Please listen to albums
This goes out to all my homies who don't listen to albums and just have a giga-playlist of “liked” songs that they've been developing since middle school. I love my liked songs, but I think sometimes I want more. Here’s what I love about album listening:
(1) Albums are great because they fix a serious recurring problem in music listening! You totally love a song. You wish the song was longer, or maybe that you knew more songs like it. You settle for listening to it on repeat. Albums fix this in ways that you don't expect, and in ways that I actually love! First off, albums often solve this problem by providing you with a catalog of songs that sound as similar as anything could. But you’ve probably done this — where you love a song so you go to the album, but it sucks in comparison and totally doesn't grab you at all. This is probably a lot of what separates a good album from a sucky one (And this might have been what’s tainted your opinion of album listening).
Unfortunately, not every album is a banger. But you'll find that once you start listening to albums, you’ll actually be way more inclined to like songs that you didn't like before. I think album listening breeds an appreciation of songs that you would otherwise totally miss out on enjoying. It's like mere-exposure in psychology, probably. But just because you're maybe tricking yourself into liking more songs doesn't ruin the fact that now you have more music to enjoy, yay! Also, a more subtle reason to start listening to whole albums is that it provides you with a better understanding of what you really enjoy listening to. If you can't stand listening to a whole album of something — even more so if you can and you love it — you'll have a way better idea of where to look for music next!
(2) This is cheesy but it's true: Albums can be like a portal to when their music was being recorded. This is true of course of singles, but it feels even more true with albums.
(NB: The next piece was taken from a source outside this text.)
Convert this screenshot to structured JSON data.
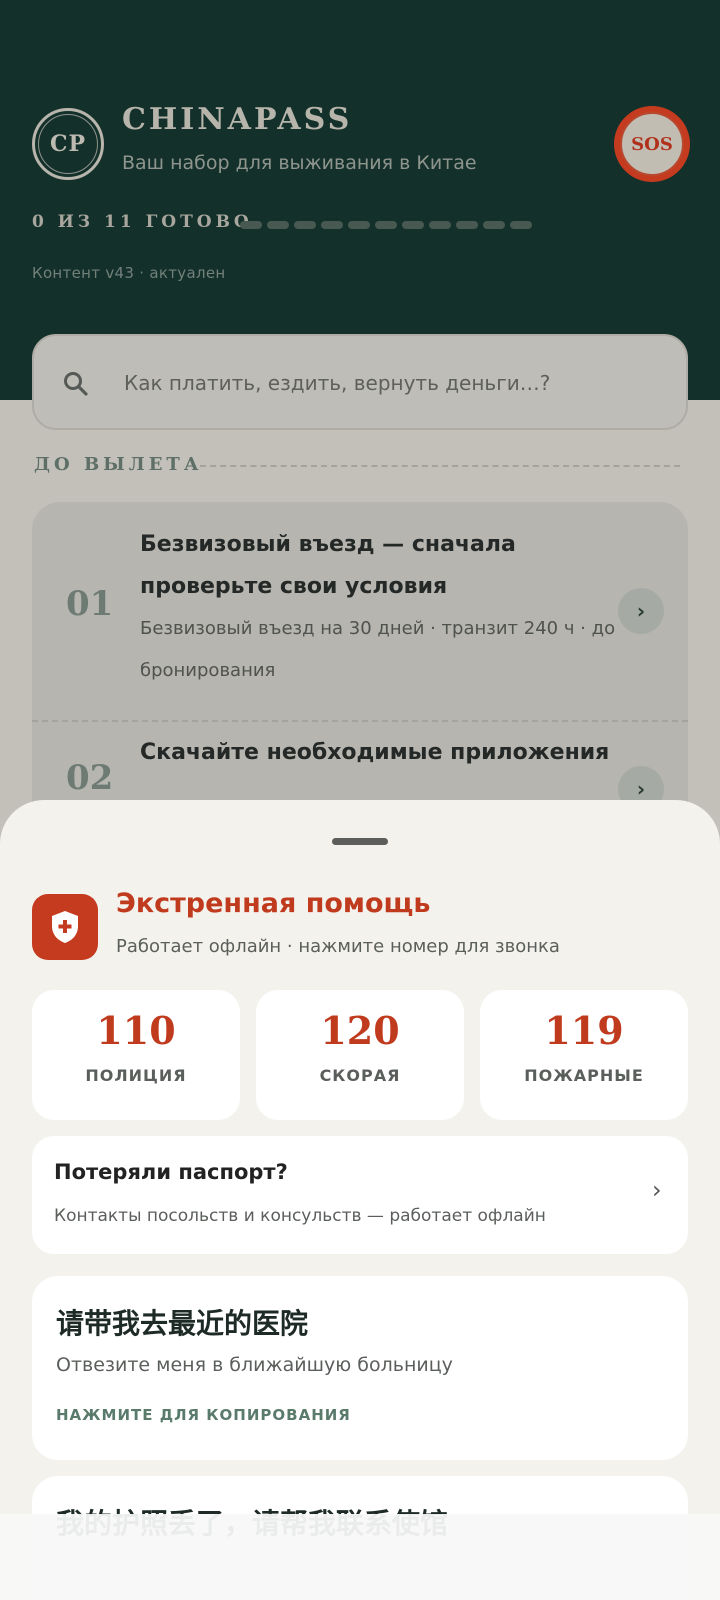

I acknowledge that this is a played-out example, but go try listening to "What’s Going On" by Marvin Gaye. More literally than that — a lot of albums were recorded in a single session back-to-back, not just live albums. One that a lot of people really love and often point to is "The Trinity Session" by Cowboy Junkies. In this case, you can imagine how listening to the album mirrors the experience of being with the artists and all the emotions they were channeling in creating their music. I love this! A lot of the time I want to listen to music, it's because I want to indulge in the emotions that I’m feeling. Also, this is a comparison that I will totally play out in a moment, but just like any long-form art, it gives you a more whole sense of the artist's vision.
(3) Would you watch one episode of a bunch of different TV series? No, that’s totally nuts. Maybe a better comparison is asking how much fulfillment you get from watching the best part of a movie as clips on YouTube or TikTok. It’s probably not that much, and it’s probably really temporary compared to the fulfillment you get from watching the entire thing in one sitting. But that’s what you're doing with music right now! Listening to an album is like binge-watching a series, or watching a movie. Often, albums are even structured in a similar way. Great albums have a definite climax, introduction, conclusion, etc. As you listen to more albums, you might (like me) really come to appreciate this flow. But also you may grow to appreciate absorbing the entire story that the artist is trying to tell! On this same note, you may gain an even greater appreciation for the artist themselves, as not only were they able to complete an entire project that you enjoyed throughout, but also you know a lot more about their experience and personality.
(4) This fourth point is most salient to me in going to Carnegie Mellon. Albums can have a really powerful effect on your psychology. With constant deadlines and constant midterms and pressure in EVERY direction, we often turn to these media as support. I recently realized that a lot of what I turned to when I was feeling like this — like I got put in an air fryer — was just making me feel more scattered and sad and unproductive. I think it’s from the volume of these scattered-in-tone tiny things that I was consuming. Scrolling TikTok, Instagram, and YouTube — these are all really good at stopping me from thinking about anything I don't want to, and that works great. But they all make my mind go way too fast, and actually, I’m not trying to stop thinking totally, but I’d rather think about pleasant things and not deadlines! Like reading a book (which is actually too much effort), listening to a whole album can have the opposite effect of social media. If you do feel like this right now, "White Ladder" by David Grey is surgical at destressing me personally. Rather than your attention being pulled in many directions, it's carried along that aforementioned flow of emotion and tone. I really appreciate the stabilizing effect this can have on how I feel and what I think about.
(5) You can hitch whatever’s going on in your life to the experience of listening to an album. If you recently made the grim realization that another semester has passed and you're another semester closer to having to deal with your college debt and a job etc. etc. etc., you might be looking to crystalize some of the things that are going on as memories. Albums are super good for this! My next point is also super cheesy but true. No one here is in a movie, but everyone deserves some tonally consistent background music.
Please check out some albums, because it’s honestly so much fun. For the longest time, I also curated a huge, fun, eclectic list of singles (and I still do), but I’m so glad I ditched it for being disappointed with every release of this year. If you do get into album listening, I highly recommended the website RYM for exploring new genres and international releases you might not have heard of!